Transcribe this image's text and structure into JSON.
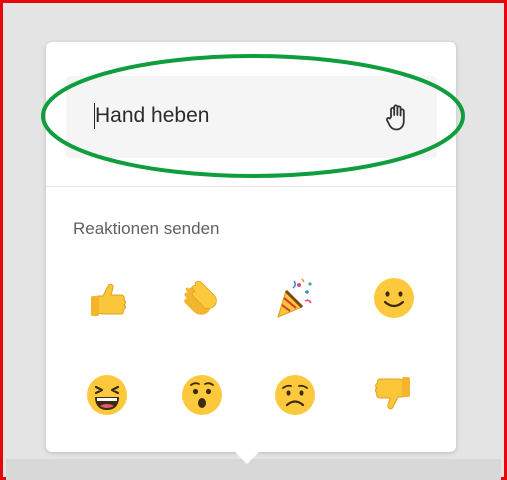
{
  "menu": {
    "hand_raise_label": "Hand heben",
    "hand_icon": "hand-raise-icon",
    "reactions_title": "Reaktionen senden",
    "reactions": [
      {
        "name": "like",
        "icon": "thumbs-up-icon"
      },
      {
        "name": "applause",
        "icon": "clapping-hands-icon"
      },
      {
        "name": "celebrate",
        "icon": "party-popper-icon"
      },
      {
        "name": "smile",
        "icon": "smiling-face-icon"
      },
      {
        "name": "laugh",
        "icon": "laughing-face-icon"
      },
      {
        "name": "surprised",
        "icon": "surprised-face-icon"
      },
      {
        "name": "sad",
        "icon": "sad-face-icon"
      },
      {
        "name": "dislike",
        "icon": "thumbs-down-icon"
      }
    ]
  },
  "colors": {
    "frame_border": "#e8060b",
    "highlight_ellipse": "#0f9d3d",
    "emoji_yellow": "#fdc93c",
    "emoji_dark": "#3d2a12"
  }
}
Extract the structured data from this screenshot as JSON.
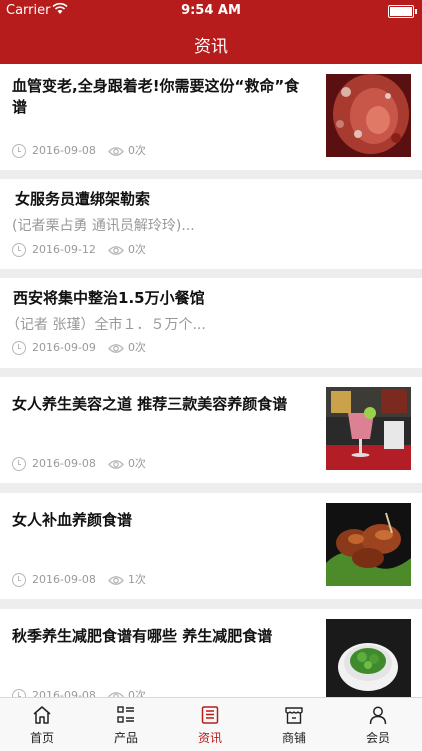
{
  "status_bar": {
    "carrier": "Carrier",
    "time": "9:54 AM"
  },
  "header": {
    "title": "资讯"
  },
  "articles": [
    {
      "title": "血管变老,全身跟着老!你需要这份“救命”食谱",
      "summary": "",
      "date": "2016-09-08",
      "views": "0次"
    },
    {
      "title": "女服务员遭绑架勒索",
      "summary": "(记者栗占勇 通讯员解玲玲)...",
      "date": "2016-09-12",
      "views": "0次"
    },
    {
      "title": "西安将集中整治1.5万小餐馆",
      "summary": "（记者 张瑾）全市１．５万个...",
      "date": "2016-09-09",
      "views": "0次"
    },
    {
      "title": "女人养生美容之道 推荐三款美容养颜食谱",
      "summary": "",
      "date": "2016-09-08",
      "views": "0次"
    },
    {
      "title": "女人补血养颜食谱",
      "summary": "",
      "date": "2016-09-08",
      "views": "1次"
    },
    {
      "title": "秋季养生减肥食谱有哪些 养生减肥食谱",
      "summary": "",
      "date": "2016-09-08",
      "views": "0次"
    }
  ],
  "tabs": [
    {
      "label": "首页",
      "icon": "home-icon"
    },
    {
      "label": "产品",
      "icon": "list-icon"
    },
    {
      "label": "资讯",
      "icon": "news-icon",
      "active": true
    },
    {
      "label": "商铺",
      "icon": "shop-icon"
    },
    {
      "label": "会员",
      "icon": "user-icon"
    }
  ],
  "colors": {
    "accent": "#b71c1c",
    "background": "#ededed"
  }
}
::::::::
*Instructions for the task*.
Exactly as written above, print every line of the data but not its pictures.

*Answer to the exercise*.
Transcribe this image's text and structure into JSON.
{
  "menu": {
    "hand_raise_label": "Hand heben",
    "hand_icon": "hand-raise-icon",
    "reactions_title": "Reaktionen senden",
    "reactions": [
      {
        "name": "like",
        "icon": "thumbs-up-icon"
      },
      {
        "name": "applause",
        "icon": "clapping-hands-icon"
      },
      {
        "name": "celebrate",
        "icon": "party-popper-icon"
      },
      {
        "name": "smile",
        "icon": "smiling-face-icon"
      },
      {
        "name": "laugh",
        "icon": "laughing-face-icon"
      },
      {
        "name": "surprised",
        "icon": "surprised-face-icon"
      },
      {
        "name": "sad",
        "icon": "sad-face-icon"
      },
      {
        "name": "dislike",
        "icon": "thumbs-down-icon"
      }
    ]
  },
  "colors": {
    "frame_border": "#e8060b",
    "highlight_ellipse": "#0f9d3d",
    "emoji_yellow": "#fdc93c",
    "emoji_dark": "#3d2a12"
  }
}
Extract the structured data from this screenshot as JSON.
{
  "status_bar": {
    "carrier": "Carrier",
    "time": "9:54 AM"
  },
  "header": {
    "title": "资讯"
  },
  "articles": [
    {
      "title": "血管变老,全身跟着老!你需要这份“救命”食谱",
      "summary": "",
      "date": "2016-09-08",
      "views": "0次"
    },
    {
      "title": "女服务员遭绑架勒索",
      "summary": "(记者栗占勇 通讯员解玲玲)...",
      "date": "2016-09-12",
      "views": "0次"
    },
    {
      "title": "西安将集中整治1.5万小餐馆",
      "summary": "（记者 张瑾）全市１．５万个...",
      "date": "2016-09-09",
      "views": "0次"
    },
    {
      "title": "女人养生美容之道 推荐三款美容养颜食谱",
      "summary": "",
      "date": "2016-09-08",
      "views": "0次"
    },
    {
      "title": "女人补血养颜食谱",
      "summary": "",
      "date": "2016-09-08",
      "views": "1次"
    },
    {
      "title": "秋季养生减肥食谱有哪些 养生减肥食谱",
      "summary": "",
      "date": "2016-09-08",
      "views": "0次"
    }
  ],
  "tabs": [
    {
      "label": "首页",
      "icon": "home-icon"
    },
    {
      "label": "产品",
      "icon": "list-icon"
    },
    {
      "label": "资讯",
      "icon": "news-icon",
      "active": true
    },
    {
      "label": "商铺",
      "icon": "shop-icon"
    },
    {
      "label": "会员",
      "icon": "user-icon"
    }
  ],
  "colors": {
    "accent": "#b71c1c",
    "background": "#ededed"
  }
}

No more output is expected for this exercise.